References Cited

Arillaga, José Joaquin de
[1794a] Informe al Alférez Perez-Fernández. Monterey. July 29, 1794. [Paraphrase of destroyed original.] Archives of California (C-A 1- 63) 22:367. Bancroft Library, University of California, Berkeley.

Lasuén, Fermín Francisco de
[1785-1803] The Writings of Fermín Francisco de Lasuén. Finbar Kenneally, editor. Richmond, Virginia: Academy of American Franciscan History, 1965).

Milliken, Randall Theodore
[1991]"An Ethnohistory of the Indian People of the San Francisco Bay Area from 1770 to 1810." Dissertation, University of California, Berkeley: 1991.

______ Borica, Diego de
[1795e] Borica al commandante de Santa Clara sobre aprehensión de un Indio. Monterey. June 10, 1795. [Paraphrase of destroyed original.] Archives of California (C-A 1-63) 24:53. Bancroft Library, University of California, Berkeley. In Milliken (1991) p. 212.

______. Perez-Fernández, José
[1794a] Informe al Gobernador Arrillaga sobre prisión de Indios. San Francisco Presidio. February 1, 1794. [Paraphrase of destroyed original.] Archives of California (C-A 1-63) 7:55-56. Bancroft Library, University of California, Berkeley. In Milliken (1991) p. 190.

[1794b] Informe al Gobernador Arrillaga sobre prisión y aprestos. San Francisco presidio February 1, 1794. [Paraphrase of destroyed original, misdated February 1, 1793] Archives of California (C-A 1-63) 6:336. Bancroft Library, University of California, Berkeley. In Milliken (1991) pp. 190-191.

______. Sal, Hermengildo
[1793] Informe a Gobernador interino Joaquín de Arrillaga. San Francisco Presidio. February 27, 1793. [Paraphrase of destroyed original.] Archives of California (CA 163) 55:160-164. Bancroft Library, University of California, Berkeley. Translated by Randall Milliken in Milliken (1991) pp. 521-522.

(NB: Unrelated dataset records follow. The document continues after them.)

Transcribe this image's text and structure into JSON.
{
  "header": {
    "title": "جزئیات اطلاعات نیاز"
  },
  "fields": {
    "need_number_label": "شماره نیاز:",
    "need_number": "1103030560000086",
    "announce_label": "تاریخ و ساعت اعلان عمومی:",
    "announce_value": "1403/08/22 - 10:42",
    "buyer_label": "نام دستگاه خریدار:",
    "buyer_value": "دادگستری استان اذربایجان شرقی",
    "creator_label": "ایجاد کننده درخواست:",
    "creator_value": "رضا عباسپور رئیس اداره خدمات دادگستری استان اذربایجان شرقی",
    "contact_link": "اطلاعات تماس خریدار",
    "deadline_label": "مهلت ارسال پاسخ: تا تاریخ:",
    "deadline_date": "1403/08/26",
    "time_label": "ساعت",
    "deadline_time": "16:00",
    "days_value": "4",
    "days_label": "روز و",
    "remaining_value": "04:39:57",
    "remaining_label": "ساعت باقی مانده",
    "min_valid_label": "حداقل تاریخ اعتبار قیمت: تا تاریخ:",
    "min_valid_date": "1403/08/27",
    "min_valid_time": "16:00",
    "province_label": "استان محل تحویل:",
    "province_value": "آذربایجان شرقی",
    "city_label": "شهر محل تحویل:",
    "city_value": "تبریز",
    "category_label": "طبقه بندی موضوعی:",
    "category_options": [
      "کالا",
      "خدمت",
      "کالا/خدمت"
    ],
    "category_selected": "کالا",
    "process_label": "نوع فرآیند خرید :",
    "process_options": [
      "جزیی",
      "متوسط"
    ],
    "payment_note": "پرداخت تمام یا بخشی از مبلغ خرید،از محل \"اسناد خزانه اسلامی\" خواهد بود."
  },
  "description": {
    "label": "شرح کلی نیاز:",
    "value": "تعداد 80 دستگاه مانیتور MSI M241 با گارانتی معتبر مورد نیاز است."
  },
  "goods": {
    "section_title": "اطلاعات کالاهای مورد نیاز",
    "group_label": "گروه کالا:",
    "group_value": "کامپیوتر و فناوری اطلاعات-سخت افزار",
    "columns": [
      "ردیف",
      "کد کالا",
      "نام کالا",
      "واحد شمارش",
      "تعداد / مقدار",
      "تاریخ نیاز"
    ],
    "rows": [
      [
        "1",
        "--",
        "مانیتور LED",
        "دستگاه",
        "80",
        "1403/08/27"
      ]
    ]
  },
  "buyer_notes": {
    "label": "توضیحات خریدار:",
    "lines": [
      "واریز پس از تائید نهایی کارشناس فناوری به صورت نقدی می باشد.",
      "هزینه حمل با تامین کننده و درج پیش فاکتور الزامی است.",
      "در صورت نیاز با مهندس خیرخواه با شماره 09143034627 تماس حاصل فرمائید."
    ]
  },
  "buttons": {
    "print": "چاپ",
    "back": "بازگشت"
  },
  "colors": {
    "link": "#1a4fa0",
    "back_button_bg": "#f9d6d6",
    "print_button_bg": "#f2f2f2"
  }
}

Go Back to the top of this page.

Go Back to the Santa Cruz Mission Page.

Go back to the Costanoan-Ohlone Home page.